Thus far in our "Powering the holidays" series, we've looked at companies providing the speed, data, monitoring and privacy protection that enable e-commerce businesses to thrive at the busiest time of the year.
Even if merchants somehow master all of that, none of it matters much if deliveries show up after Christmas. All of their hard work can be easily overshadowed by grumpy consumers, especially if the malcontents take to public forums to express their frustrations.

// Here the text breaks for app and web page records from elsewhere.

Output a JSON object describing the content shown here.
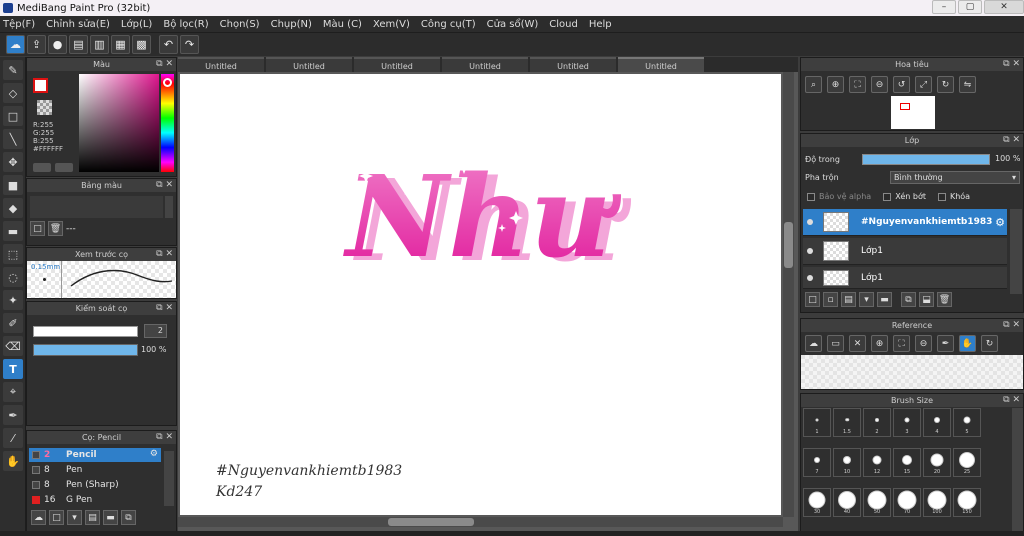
{
  "window": {
    "title": "MediBang Paint Pro (32bit)",
    "buttons": [
      "–",
      "▢",
      "✕"
    ]
  },
  "menu": [
    "Tệp(F)",
    "Chỉnh sửa(E)",
    "Lớp(L)",
    "Bộ lọc(R)",
    "Chọn(S)",
    "Chụp(N)",
    "Màu (C)",
    "Xem(V)",
    "Công cụ(T)",
    "Cửa sổ(W)",
    "Cloud",
    "Help"
  ],
  "toolbar": {
    "icons": [
      "cloud-icon",
      "share-icon",
      "chat-icon",
      "document-icon",
      "page-icon",
      "grid-icon",
      "panels-icon",
      "undo-icon",
      "redo-icon"
    ]
  },
  "left_tools": [
    "brush-icon",
    "eraser-icon",
    "rectangle-icon",
    "pen-icon",
    "move-icon",
    "fill-rect-icon",
    "bucket-icon",
    "gradient-icon",
    "select-rect-icon",
    "lasso-icon",
    "magic-wand-icon",
    "select-pen-icon",
    "select-eraser-icon",
    "text-icon",
    "operation-icon",
    "dropper-icon",
    "eyedropper-icon",
    "hand-icon"
  ],
  "color_panel": {
    "title": "Màu",
    "rgb": [
      "R:255",
      "G:255",
      "B:255",
      "#FFFFFF"
    ],
    "accent": "#e0168f"
  },
  "palette_panel": {
    "title": "Bảng màu",
    "empty_text": "---"
  },
  "preview_panel": {
    "title": "Xem trước cọ",
    "size": "0.15mm"
  },
  "control_panel": {
    "title": "Kiểm soát cọ",
    "size_value": "2",
    "opacity": 100,
    "opacity_label": "100 %"
  },
  "brush_panel": {
    "title": "Cọ: Pencil",
    "brushes": [
      {
        "size": "2",
        "name": "Pencil",
        "selected": true,
        "color": "#333333"
      },
      {
        "size": "8",
        "name": "Pen",
        "selected": false,
        "color": "#333333"
      },
      {
        "size": "8",
        "name": "Pen (Sharp)",
        "selected": false,
        "color": "#333333"
      },
      {
        "size": "16",
        "name": "G Pen",
        "selected": false,
        "color": "#e02020"
      }
    ]
  },
  "tabs": [
    "Untitled",
    "Untitled",
    "Untitled",
    "Untitled",
    "Untitled",
    "Untitled"
  ],
  "canvas": {
    "art_text": "Như",
    "art_color": "#ea3ea8",
    "signature_line1": "#Nguyenvankhiemtb1983",
    "signature_line2": "Kd247"
  },
  "nav_panel": {
    "title": "Hoa tiêu"
  },
  "layer_panel": {
    "title": "Lớp",
    "opacity_label": "Độ trong",
    "opacity_value": "100 %",
    "blend_label": "Pha trộn",
    "blend_value": "Bình thường",
    "protect_alpha": "Bảo vệ alpha",
    "clipping": "Xén bớt",
    "lock": "Khóa",
    "layers": [
      {
        "name": "#Nguyenvankhiemtb1983",
        "selected": true
      },
      {
        "name": "Lớp1",
        "selected": false
      },
      {
        "name": "Lớp1",
        "selected": false
      }
    ]
  },
  "reference_panel": {
    "title": "Reference"
  },
  "brush_size_panel": {
    "title": "Brush Size",
    "sizes": [
      "1",
      "1.5",
      "2",
      "3",
      "4",
      "5",
      "7",
      "10",
      "12",
      "15",
      "20",
      "25",
      "30",
      "40",
      "50",
      "70",
      "100",
      "150"
    ]
  }
}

For Poshmark—an online retailer that lets people shop from each other's closets—straightening out its shipping system ahead of this holiday season was doubly critical. Not only did the company need to ensure the timely arrival of packages, but it had to do so without going broke. Poshmark is among the rapidly growing marketplace retailers, meaning the company itself doesn't have merchandise, but instead facilitates transactions between buyers and sellers.
The company lets women turn their closets into storefronts, selling their denim pants, vintage dresses and leather heels to second-hand shoppers.

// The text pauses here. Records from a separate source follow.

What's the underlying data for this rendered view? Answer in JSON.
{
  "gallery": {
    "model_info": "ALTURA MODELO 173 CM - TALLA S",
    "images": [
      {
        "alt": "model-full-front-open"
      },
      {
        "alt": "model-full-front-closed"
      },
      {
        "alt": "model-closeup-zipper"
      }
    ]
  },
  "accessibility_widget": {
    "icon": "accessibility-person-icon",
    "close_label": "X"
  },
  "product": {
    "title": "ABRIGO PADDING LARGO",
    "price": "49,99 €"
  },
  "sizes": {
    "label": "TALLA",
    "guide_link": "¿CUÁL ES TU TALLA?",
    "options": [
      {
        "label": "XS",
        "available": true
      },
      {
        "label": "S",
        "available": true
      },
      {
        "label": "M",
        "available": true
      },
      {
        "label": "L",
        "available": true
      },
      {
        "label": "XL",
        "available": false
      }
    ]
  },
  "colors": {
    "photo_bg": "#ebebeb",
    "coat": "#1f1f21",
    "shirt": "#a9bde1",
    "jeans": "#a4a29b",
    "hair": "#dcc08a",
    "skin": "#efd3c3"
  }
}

Manish Chandra, who started the Menlo Park, California-based company in 2011, knew he'd tapped into a market opportunity by looking at the sales trajectory in the first couple of years in business. The company grew 10-fold last year.
Still, sending all that stuff was a massive headache. Any deliveries up to two pounds were covered in the $6.99 shipping fee that was charged to buyers, but for packages that weighed more, sellers would have to cover the added cost and deal with the added hassle.